Data extracted from a collection:
------------------------------------------------------------------------
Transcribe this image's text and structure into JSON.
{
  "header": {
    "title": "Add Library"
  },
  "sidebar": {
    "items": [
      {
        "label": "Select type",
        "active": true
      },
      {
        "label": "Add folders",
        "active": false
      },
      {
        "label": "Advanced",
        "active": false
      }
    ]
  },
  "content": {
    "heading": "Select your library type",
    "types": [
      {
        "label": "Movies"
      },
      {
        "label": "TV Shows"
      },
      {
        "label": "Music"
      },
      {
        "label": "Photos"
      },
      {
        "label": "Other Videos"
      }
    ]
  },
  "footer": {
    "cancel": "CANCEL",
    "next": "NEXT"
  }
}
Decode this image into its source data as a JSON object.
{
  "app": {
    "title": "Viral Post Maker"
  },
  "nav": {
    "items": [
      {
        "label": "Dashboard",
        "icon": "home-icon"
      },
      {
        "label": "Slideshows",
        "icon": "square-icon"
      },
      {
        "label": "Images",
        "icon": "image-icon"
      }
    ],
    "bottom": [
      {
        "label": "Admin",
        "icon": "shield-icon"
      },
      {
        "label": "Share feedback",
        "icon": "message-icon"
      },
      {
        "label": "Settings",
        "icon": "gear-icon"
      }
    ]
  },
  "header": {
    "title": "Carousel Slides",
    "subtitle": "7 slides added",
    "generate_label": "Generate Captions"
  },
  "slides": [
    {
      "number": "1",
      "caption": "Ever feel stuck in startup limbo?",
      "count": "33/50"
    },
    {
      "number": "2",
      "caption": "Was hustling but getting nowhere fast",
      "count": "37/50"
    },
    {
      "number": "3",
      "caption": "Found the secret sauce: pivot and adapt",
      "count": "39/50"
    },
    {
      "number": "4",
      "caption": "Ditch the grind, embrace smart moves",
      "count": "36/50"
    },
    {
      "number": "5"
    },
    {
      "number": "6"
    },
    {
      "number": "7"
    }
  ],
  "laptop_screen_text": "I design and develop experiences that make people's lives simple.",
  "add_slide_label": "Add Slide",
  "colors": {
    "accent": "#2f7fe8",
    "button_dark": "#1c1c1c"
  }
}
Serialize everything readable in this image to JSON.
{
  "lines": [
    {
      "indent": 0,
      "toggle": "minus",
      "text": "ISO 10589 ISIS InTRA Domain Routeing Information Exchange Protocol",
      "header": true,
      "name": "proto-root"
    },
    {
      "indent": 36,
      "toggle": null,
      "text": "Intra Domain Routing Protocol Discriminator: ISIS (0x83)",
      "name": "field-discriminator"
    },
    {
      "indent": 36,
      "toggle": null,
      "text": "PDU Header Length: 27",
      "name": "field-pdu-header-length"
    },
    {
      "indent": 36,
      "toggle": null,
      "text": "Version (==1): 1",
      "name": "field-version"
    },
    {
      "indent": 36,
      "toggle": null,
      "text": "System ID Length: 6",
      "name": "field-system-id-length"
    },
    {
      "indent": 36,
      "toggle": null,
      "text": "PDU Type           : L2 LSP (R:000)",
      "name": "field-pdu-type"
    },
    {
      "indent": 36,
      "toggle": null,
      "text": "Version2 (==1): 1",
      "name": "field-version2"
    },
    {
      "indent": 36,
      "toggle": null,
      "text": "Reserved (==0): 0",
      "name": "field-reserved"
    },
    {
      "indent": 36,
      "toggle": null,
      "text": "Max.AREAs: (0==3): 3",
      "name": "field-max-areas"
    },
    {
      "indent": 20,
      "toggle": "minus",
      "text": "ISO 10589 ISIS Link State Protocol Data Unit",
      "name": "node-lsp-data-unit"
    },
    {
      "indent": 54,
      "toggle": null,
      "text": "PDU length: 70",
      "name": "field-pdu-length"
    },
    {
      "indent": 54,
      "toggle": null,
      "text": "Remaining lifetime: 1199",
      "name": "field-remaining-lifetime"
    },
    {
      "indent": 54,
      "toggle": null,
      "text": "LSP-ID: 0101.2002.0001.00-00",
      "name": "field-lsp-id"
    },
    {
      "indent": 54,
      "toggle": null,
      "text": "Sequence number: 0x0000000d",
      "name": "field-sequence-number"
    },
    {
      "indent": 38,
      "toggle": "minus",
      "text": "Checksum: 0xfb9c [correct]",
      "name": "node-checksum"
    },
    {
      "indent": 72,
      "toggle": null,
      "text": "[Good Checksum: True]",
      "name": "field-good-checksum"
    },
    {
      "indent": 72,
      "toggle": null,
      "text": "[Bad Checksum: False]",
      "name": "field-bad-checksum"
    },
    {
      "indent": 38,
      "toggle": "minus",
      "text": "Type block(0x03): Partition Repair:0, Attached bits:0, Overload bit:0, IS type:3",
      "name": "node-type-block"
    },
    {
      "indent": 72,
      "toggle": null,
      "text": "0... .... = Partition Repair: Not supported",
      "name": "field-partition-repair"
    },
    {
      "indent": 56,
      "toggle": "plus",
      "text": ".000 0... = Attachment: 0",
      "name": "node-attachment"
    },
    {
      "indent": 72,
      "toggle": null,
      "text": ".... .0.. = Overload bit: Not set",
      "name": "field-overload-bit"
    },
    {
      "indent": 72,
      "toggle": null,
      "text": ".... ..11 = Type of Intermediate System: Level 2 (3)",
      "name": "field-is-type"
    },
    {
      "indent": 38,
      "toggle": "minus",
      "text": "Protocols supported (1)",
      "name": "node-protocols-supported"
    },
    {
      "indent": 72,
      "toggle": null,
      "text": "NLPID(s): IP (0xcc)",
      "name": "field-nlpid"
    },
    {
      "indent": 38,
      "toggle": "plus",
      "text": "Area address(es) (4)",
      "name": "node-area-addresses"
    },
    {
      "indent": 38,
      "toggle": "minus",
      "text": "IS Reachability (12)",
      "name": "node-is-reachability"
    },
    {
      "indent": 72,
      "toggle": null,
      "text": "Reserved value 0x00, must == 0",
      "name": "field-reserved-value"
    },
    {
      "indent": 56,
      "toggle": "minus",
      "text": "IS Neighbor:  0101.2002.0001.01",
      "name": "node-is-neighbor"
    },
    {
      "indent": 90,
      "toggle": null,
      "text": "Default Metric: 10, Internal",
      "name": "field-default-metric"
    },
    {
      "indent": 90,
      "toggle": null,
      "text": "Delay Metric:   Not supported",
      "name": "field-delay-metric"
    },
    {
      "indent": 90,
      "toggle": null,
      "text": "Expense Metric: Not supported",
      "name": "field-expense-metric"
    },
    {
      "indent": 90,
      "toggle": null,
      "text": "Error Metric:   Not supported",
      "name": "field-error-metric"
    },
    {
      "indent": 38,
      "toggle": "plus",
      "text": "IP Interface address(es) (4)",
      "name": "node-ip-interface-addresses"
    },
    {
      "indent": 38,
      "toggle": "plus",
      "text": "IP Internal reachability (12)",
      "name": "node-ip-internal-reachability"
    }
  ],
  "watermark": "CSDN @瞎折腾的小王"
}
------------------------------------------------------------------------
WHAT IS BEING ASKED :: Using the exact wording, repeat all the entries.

WORKED SOLUTION ::
Transcribe this image's text and structure into JSON.
{
  "header": {
    "title": "Add Library"
  },
  "sidebar": {
    "items": [
      {
        "label": "Select type",
        "active": true
      },
      {
        "label": "Add folders",
        "active": false
      },
      {
        "label": "Advanced",
        "active": false
      }
    ]
  },
  "content": {
    "heading": "Select your library type",
    "types": [
      {
        "label": "Movies"
      },
      {
        "label": "TV Shows"
      },
      {
        "label": "Music"
      },
      {
        "label": "Photos"
      },
      {
        "label": "Other Videos"
      }
    ]
  },
  "footer": {
    "cancel": "CANCEL",
    "next": "NEXT"
  }
}
Decode this image into its source data as a JSON object.
{
  "app": {
    "title": "Viral Post Maker"
  },
  "nav": {
    "items": [
      {
        "label": "Dashboard",
        "icon": "home-icon"
      },
      {
        "label": "Slideshows",
        "icon": "square-icon"
      },
      {
        "label": "Images",
        "icon": "image-icon"
      }
    ],
    "bottom": [
      {
        "label": "Admin",
        "icon": "shield-icon"
      },
      {
        "label": "Share feedback",
        "icon": "message-icon"
      },
      {
        "label": "Settings",
        "icon": "gear-icon"
      }
    ]
  },
  "header": {
    "title": "Carousel Slides",
    "subtitle": "7 slides added",
    "generate_label": "Generate Captions"
  },
  "slides": [
    {
      "number": "1",
      "caption": "Ever feel stuck in startup limbo?",
      "count": "33/50"
    },
    {
      "number": "2",
      "caption": "Was hustling but getting nowhere fast",
      "count": "37/50"
    },
    {
      "number": "3",
      "caption": "Found the secret sauce: pivot and adapt",
      "count": "39/50"
    },
    {
      "number": "4",
      "caption": "Ditch the grind, embrace smart moves",
      "count": "36/50"
    },
    {
      "number": "5"
    },
    {
      "number": "6"
    },
    {
      "number": "7"
    }
  ],
  "laptop_screen_text": "I design and develop experiences that make people's lives simple.",
  "add_slide_label": "Add Slide",
  "colors": {
    "accent": "#2f7fe8",
    "button_dark": "#1c1c1c"
  }
}
Serialize everything readable in this image to JSON.
{
  "lines": [
    {
      "indent": 0,
      "toggle": "minus",
      "text": "ISO 10589 ISIS InTRA Domain Routeing Information Exchange Protocol",
      "header": true,
      "name": "proto-root"
    },
    {
      "indent": 36,
      "toggle": null,
      "text": "Intra Domain Routing Protocol Discriminator: ISIS (0x83)",
      "name": "field-discriminator"
    },
    {
      "indent": 36,
      "toggle": null,
      "text": "PDU Header Length: 27",
      "name": "field-pdu-header-length"
    },
    {
      "indent": 36,
      "toggle": null,
      "text": "Version (==1): 1",
      "name": "field-version"
    },
    {
      "indent": 36,
      "toggle": null,
      "text": "System ID Length: 6",
      "name": "field-system-id-length"
    },
    {
      "indent": 36,
      "toggle": null,
      "text": "PDU Type           : L2 LSP (R:000)",
      "name": "field-pdu-type"
    },
    {
      "indent": 36,
      "toggle": null,
      "text": "Version2 (==1): 1",
      "name": "field-version2"
    },
    {
      "indent": 36,
      "toggle": null,
      "text": "Reserved (==0): 0",
      "name": "field-reserved"
    },
    {
      "indent": 36,
      "toggle": null,
      "text": "Max.AREAs: (0==3): 3",
      "name": "field-max-areas"
    },
    {
      "indent": 20,
      "toggle": "minus",
      "text": "ISO 10589 ISIS Link State Protocol Data Unit",
      "name": "node-lsp-data-unit"
    },
    {
      "indent": 54,
      "toggle": null,
      "text": "PDU length: 70",
      "name": "field-pdu-length"
    },
    {
      "indent": 54,
      "toggle": null,
      "text": "Remaining lifetime: 1199",
      "name": "field-remaining-lifetime"
    },
    {
      "indent": 54,
      "toggle": null,
      "text": "LSP-ID: 0101.2002.0001.00-00",
      "name": "field-lsp-id"
    },
    {
      "indent": 54,
      "toggle": null,
      "text": "Sequence number: 0x0000000d",
      "name": "field-sequence-number"
    },
    {
      "indent": 38,
      "toggle": "minus",
      "text": "Checksum: 0xfb9c [correct]",
      "name": "node-checksum"
    },
    {
      "indent": 72,
      "toggle": null,
      "text": "[Good Checksum: True]",
      "name": "field-good-checksum"
    },
    {
      "indent": 72,
      "toggle": null,
      "text": "[Bad Checksum: False]",
      "name": "field-bad-checksum"
    },
    {
      "indent": 38,
      "toggle": "minus",
      "text": "Type block(0x03): Partition Repair:0, Attached bits:0, Overload bit:0, IS type:3",
      "name": "node-type-block"
    },
    {
      "indent": 72,
      "toggle": null,
      "text": "0... .... = Partition Repair: Not supported",
      "name": "field-partition-repair"
    },
    {
      "indent": 56,
      "toggle": "plus",
      "text": ".000 0... = Attachment: 0",
      "name": "node-attachment"
    },
    {
      "indent": 72,
      "toggle": null,
      "text": ".... .0.. = Overload bit: Not set",
      "name": "field-overload-bit"
    },
    {
      "indent": 72,
      "toggle": null,
      "text": ".... ..11 = Type of Intermediate System: Level 2 (3)",
      "name": "field-is-type"
    },
    {
      "indent": 38,
      "toggle": "minus",
      "text": "Protocols supported (1)",
      "name": "node-protocols-supported"
    },
    {
      "indent": 72,
      "toggle": null,
      "text": "NLPID(s): IP (0xcc)",
      "name": "field-nlpid"
    },
    {
      "indent": 38,
      "toggle": "plus",
      "text": "Area address(es) (4)",
      "name": "node-area-addresses"
    },
    {
      "indent": 38,
      "toggle": "minus",
      "text": "IS Reachability (12)",
      "name": "node-is-reachability"
    },
    {
      "indent": 72,
      "toggle": null,
      "text": "Reserved value 0x00, must == 0",
      "name": "field-reserved-value"
    },
    {
      "indent": 56,
      "toggle": "minus",
      "text": "IS Neighbor:  0101.2002.0001.01",
      "name": "node-is-neighbor"
    },
    {
      "indent": 90,
      "toggle": null,
      "text": "Default Metric: 10, Internal",
      "name": "field-default-metric"
    },
    {
      "indent": 90,
      "toggle": null,
      "text": "Delay Metric:   Not supported",
      "name": "field-delay-metric"
    },
    {
      "indent": 90,
      "toggle": null,
      "text": "Expense Metric: Not supported",
      "name": "field-expense-metric"
    },
    {
      "indent": 90,
      "toggle": null,
      "text": "Error Metric:   Not supported",
      "name": "field-error-metric"
    },
    {
      "indent": 38,
      "toggle": "plus",
      "text": "IP Interface address(es) (4)",
      "name": "node-ip-interface-addresses"
    },
    {
      "indent": 38,
      "toggle": "plus",
      "text": "IP Internal reachability (12)",
      "name": "node-ip-internal-reachability"
    }
  ],
  "watermark": "CSDN @瞎折腾的小王"
}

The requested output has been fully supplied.